= Aim of the exercise =
Whenever a line in the data holds the string "count", pull that line out.

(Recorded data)
========================

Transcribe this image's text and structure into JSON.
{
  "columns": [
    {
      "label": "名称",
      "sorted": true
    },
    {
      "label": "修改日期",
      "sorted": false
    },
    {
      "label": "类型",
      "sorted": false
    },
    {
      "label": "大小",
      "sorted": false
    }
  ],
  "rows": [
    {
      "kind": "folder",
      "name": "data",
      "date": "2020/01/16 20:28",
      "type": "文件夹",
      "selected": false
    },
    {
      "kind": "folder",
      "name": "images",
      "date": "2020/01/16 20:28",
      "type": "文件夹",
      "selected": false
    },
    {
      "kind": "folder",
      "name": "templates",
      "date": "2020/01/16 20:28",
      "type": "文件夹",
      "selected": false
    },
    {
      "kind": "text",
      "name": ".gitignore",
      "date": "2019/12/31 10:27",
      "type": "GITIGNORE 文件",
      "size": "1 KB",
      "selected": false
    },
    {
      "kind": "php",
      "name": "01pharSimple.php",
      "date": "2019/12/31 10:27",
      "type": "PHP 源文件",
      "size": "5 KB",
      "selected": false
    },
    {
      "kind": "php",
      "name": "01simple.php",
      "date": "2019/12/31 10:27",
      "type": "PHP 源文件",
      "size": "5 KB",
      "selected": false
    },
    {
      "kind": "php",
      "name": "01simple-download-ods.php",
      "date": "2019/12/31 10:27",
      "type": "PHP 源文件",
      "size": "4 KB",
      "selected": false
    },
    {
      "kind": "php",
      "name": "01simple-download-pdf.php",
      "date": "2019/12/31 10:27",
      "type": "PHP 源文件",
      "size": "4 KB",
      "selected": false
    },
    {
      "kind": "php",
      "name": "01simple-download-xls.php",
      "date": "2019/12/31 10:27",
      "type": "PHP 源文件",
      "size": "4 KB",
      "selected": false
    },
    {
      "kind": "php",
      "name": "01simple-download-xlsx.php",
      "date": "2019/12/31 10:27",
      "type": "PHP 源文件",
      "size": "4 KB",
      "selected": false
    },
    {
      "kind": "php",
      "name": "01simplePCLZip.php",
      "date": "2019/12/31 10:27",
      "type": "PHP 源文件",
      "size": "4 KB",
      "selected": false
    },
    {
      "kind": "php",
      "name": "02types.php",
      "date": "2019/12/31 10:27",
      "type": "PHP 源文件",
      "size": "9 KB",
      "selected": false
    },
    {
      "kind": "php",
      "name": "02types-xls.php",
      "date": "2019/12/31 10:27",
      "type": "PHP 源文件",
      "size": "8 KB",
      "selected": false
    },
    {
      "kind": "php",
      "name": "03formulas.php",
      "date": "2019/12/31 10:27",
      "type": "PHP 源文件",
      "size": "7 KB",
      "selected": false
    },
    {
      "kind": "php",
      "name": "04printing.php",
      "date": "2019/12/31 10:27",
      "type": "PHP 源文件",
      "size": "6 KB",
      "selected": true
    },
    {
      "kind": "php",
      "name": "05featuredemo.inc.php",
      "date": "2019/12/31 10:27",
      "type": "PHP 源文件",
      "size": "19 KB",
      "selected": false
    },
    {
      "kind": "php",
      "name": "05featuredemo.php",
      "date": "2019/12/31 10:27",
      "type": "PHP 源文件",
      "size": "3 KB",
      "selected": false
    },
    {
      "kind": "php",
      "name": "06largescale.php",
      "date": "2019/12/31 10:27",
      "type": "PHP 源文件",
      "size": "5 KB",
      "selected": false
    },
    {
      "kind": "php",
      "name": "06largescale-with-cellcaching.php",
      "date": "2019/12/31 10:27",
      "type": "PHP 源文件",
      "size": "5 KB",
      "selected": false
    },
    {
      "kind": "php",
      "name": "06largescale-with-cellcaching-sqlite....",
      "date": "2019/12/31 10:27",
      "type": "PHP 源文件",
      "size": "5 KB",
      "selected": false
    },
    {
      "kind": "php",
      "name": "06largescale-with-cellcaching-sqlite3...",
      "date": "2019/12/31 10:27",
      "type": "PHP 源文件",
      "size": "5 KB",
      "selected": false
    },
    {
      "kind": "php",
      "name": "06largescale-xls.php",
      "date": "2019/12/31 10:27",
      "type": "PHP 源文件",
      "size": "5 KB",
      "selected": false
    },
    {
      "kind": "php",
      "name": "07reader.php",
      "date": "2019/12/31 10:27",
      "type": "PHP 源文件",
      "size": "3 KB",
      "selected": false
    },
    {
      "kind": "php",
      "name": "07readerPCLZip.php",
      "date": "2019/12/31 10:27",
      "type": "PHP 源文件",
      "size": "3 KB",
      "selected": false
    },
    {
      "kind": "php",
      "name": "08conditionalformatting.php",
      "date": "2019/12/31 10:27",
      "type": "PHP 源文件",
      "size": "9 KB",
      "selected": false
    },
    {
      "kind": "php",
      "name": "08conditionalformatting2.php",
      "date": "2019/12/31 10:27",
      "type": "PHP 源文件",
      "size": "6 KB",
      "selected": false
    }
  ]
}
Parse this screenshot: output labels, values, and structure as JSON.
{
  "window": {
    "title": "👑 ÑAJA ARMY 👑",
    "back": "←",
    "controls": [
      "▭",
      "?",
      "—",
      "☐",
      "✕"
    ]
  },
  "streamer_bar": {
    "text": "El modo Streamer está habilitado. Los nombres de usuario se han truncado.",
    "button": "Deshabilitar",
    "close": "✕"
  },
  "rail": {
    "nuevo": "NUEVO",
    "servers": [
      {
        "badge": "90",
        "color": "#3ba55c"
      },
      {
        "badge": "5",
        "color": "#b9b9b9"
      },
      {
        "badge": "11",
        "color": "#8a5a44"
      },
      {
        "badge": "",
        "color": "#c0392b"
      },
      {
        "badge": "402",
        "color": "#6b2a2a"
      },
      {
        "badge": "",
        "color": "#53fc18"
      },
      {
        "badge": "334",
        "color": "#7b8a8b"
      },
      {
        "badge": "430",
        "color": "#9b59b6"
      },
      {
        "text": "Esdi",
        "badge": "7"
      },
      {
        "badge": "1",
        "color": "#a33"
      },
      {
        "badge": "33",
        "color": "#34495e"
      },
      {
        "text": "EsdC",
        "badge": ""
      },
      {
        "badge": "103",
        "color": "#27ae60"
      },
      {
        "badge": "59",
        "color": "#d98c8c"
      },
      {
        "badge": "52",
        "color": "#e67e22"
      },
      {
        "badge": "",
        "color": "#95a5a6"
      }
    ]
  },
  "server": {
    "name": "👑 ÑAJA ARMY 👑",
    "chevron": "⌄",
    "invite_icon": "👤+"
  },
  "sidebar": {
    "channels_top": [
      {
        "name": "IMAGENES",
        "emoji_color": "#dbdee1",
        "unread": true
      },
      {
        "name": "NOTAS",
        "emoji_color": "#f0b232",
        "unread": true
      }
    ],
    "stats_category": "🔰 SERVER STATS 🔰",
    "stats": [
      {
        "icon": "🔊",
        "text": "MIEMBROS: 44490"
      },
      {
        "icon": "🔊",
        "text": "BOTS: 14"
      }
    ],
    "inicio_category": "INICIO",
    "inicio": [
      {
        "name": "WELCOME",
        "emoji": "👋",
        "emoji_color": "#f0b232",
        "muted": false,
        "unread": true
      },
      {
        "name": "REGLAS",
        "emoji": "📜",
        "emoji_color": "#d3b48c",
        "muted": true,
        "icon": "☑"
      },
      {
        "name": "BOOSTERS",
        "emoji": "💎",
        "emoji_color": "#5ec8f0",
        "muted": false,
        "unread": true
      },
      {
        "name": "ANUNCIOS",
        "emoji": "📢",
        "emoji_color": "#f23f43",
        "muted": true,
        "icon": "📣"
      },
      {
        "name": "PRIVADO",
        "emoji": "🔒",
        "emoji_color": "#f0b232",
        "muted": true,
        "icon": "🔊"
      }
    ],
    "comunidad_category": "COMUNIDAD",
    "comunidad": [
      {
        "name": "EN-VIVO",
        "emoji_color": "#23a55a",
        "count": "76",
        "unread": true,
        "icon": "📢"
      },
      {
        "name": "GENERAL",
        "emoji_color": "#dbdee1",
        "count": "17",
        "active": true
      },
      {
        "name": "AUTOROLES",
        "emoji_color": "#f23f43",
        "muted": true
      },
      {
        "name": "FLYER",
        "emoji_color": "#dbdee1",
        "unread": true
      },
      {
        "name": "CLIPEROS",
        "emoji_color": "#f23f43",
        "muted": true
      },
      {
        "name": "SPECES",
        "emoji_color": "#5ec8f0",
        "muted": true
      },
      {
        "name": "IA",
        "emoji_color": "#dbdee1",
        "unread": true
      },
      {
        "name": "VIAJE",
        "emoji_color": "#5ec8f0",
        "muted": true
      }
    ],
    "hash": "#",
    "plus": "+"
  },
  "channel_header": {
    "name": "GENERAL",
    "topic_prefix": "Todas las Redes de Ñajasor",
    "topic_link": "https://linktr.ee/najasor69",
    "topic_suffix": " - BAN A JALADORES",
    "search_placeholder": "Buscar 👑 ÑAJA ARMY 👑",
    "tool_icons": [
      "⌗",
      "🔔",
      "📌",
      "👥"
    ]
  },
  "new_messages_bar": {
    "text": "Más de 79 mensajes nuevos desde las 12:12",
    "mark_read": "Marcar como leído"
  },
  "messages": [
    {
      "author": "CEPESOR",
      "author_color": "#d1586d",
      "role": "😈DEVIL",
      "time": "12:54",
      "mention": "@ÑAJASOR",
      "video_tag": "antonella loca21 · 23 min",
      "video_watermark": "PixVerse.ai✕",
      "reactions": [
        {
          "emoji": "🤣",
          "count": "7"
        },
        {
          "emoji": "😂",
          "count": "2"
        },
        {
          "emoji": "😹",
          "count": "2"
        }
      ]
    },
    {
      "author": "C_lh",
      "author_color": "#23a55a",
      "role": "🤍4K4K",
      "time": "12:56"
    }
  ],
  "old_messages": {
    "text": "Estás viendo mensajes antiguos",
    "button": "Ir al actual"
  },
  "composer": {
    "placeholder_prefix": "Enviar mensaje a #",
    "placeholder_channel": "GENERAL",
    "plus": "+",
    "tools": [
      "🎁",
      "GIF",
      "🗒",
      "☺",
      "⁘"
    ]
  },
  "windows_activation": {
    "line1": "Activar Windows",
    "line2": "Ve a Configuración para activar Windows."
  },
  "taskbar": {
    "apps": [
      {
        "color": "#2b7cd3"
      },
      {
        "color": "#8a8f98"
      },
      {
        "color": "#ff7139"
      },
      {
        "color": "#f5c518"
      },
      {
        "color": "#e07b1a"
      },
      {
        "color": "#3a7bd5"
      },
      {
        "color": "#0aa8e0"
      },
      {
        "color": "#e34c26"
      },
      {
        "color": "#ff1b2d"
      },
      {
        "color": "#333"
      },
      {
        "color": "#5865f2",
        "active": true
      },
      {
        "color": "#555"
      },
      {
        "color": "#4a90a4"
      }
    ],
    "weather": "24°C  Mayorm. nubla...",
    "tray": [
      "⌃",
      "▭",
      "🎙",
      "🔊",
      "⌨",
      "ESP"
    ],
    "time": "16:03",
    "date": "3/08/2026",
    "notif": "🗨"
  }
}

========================

= Solution to this task =
        "count": "76",
        "count": "17",
          "count": "7"
          "count": "2"
          "count": "2"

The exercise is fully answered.